(App and web page records)
----

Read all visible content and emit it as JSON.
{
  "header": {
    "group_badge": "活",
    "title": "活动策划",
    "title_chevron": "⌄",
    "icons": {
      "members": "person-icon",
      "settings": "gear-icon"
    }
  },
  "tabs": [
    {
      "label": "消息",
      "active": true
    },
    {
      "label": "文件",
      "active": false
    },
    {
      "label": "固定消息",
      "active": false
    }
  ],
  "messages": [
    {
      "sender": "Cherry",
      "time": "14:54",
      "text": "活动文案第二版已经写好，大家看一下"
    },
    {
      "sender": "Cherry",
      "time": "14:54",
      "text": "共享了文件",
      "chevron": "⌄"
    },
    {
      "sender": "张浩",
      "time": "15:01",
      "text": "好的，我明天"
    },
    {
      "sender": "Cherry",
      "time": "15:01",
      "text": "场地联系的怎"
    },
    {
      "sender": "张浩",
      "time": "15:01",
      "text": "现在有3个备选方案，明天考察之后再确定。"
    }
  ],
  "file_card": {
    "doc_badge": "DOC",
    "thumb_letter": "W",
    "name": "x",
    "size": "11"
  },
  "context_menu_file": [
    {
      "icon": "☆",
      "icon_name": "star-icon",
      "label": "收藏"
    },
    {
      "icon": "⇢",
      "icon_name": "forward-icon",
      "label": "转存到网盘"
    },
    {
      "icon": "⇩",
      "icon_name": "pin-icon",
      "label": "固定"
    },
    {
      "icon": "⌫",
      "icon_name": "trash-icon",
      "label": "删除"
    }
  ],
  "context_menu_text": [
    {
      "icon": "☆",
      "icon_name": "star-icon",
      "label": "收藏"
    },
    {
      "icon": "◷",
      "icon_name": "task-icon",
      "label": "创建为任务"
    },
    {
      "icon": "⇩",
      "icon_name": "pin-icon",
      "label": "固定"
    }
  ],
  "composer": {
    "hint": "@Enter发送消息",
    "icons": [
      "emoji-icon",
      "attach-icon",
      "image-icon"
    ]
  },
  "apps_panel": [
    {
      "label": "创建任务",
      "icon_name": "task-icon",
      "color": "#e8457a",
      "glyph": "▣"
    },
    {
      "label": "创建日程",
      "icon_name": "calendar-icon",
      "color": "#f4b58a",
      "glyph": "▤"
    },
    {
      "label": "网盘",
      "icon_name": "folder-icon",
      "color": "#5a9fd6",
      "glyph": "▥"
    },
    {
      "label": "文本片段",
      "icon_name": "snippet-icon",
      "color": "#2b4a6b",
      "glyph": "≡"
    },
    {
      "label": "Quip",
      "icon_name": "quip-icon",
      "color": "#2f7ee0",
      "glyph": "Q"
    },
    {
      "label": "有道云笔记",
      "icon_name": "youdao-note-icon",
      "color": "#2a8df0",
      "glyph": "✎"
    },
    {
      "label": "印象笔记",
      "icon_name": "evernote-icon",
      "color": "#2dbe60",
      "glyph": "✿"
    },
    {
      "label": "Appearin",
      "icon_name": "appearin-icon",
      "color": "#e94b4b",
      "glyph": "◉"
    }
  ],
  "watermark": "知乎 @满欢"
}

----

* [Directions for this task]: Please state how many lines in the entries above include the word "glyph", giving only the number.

* [Written answer]: 8